TASK:
The response should contain every entry, reproduced exactly.

Start of SOURCE DATA

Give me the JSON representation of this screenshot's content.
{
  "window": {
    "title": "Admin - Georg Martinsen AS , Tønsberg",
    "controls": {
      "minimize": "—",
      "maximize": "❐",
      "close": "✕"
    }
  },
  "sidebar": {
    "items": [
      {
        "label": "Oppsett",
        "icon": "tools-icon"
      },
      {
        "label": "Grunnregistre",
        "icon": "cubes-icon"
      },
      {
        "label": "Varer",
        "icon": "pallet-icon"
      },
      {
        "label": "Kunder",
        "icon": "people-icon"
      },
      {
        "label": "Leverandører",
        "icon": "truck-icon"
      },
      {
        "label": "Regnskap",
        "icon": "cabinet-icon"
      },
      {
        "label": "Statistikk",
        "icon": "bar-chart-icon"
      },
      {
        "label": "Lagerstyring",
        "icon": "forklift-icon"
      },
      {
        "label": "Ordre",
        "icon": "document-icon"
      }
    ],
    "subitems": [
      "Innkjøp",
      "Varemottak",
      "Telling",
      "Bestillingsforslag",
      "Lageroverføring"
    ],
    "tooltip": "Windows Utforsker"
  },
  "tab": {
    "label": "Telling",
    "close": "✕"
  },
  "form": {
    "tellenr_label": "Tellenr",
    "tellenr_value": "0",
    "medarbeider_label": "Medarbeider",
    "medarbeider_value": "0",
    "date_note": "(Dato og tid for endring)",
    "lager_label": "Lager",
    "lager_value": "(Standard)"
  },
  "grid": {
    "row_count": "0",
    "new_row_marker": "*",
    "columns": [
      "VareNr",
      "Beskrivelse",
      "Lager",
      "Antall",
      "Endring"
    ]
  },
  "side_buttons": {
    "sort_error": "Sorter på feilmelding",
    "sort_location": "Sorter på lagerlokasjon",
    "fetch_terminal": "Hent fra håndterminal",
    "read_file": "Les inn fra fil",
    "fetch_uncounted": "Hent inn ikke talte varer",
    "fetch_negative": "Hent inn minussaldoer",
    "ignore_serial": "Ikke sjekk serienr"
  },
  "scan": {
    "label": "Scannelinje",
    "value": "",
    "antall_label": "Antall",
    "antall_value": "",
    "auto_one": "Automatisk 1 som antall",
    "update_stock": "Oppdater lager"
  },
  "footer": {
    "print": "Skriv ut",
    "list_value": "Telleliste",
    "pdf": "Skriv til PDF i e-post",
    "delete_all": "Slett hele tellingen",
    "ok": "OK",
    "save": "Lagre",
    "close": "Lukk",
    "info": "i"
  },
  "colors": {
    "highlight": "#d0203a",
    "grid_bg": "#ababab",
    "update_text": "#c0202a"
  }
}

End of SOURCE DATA

SOLUTION:
Give me the JSON representation of this screenshot's content.
{
  "window": {
    "title": "Admin - Georg Martinsen AS , Tønsberg",
    "controls": {
      "minimize": "—",
      "maximize": "❐",
      "close": "✕"
    }
  },
  "sidebar": {
    "items": [
      {
        "label": "Oppsett",
        "icon": "tools-icon"
      },
      {
        "label": "Grunnregistre",
        "icon": "cubes-icon"
      },
      {
        "label": "Varer",
        "icon": "pallet-icon"
      },
      {
        "label": "Kunder",
        "icon": "people-icon"
      },
      {
        "label": "Leverandører",
        "icon": "truck-icon"
      },
      {
        "label": "Regnskap",
        "icon": "cabinet-icon"
      },
      {
        "label": "Statistikk",
        "icon": "bar-chart-icon"
      },
      {
        "label": "Lagerstyring",
        "icon": "forklift-icon"
      },
      {
        "label": "Ordre",
        "icon": "document-icon"
      }
    ],
    "subitems": [
      "Innkjøp",
      "Varemottak",
      "Telling",
      "Bestillingsforslag",
      "Lageroverføring"
    ],
    "tooltip": "Windows Utforsker"
  },
  "tab": {
    "label": "Telling",
    "close": "✕"
  },
  "form": {
    "tellenr_label": "Tellenr",
    "tellenr_value": "0",
    "medarbeider_label": "Medarbeider",
    "medarbeider_value": "0",
    "date_note": "(Dato og tid for endring)",
    "lager_label": "Lager",
    "lager_value": "(Standard)"
  },
  "grid": {
    "row_count": "0",
    "new_row_marker": "*",
    "columns": [
      "VareNr",
      "Beskrivelse",
      "Lager",
      "Antall",
      "Endring"
    ]
  },
  "side_buttons": {
    "sort_error": "Sorter på feilmelding",
    "sort_location": "Sorter på lagerlokasjon",
    "fetch_terminal": "Hent fra håndterminal",
    "read_file": "Les inn fra fil",
    "fetch_uncounted": "Hent inn ikke talte varer",
    "fetch_negative": "Hent inn minussaldoer",
    "ignore_serial": "Ikke sjekk serienr"
  },
  "scan": {
    "label": "Scannelinje",
    "value": "",
    "antall_label": "Antall",
    "antall_value": "",
    "auto_one": "Automatisk 1 som antall",
    "update_stock": "Oppdater lager"
  },
  "footer": {
    "print": "Skriv ut",
    "list_value": "Telleliste",
    "pdf": "Skriv til PDF i e-post",
    "delete_all": "Slett hele tellingen",
    "ok": "OK",
    "save": "Lagre",
    "close": "Lukk",
    "info": "i"
  },
  "colors": {
    "highlight": "#d0203a",
    "grid_bg": "#ababab",
    "update_text": "#c0202a"
  }
}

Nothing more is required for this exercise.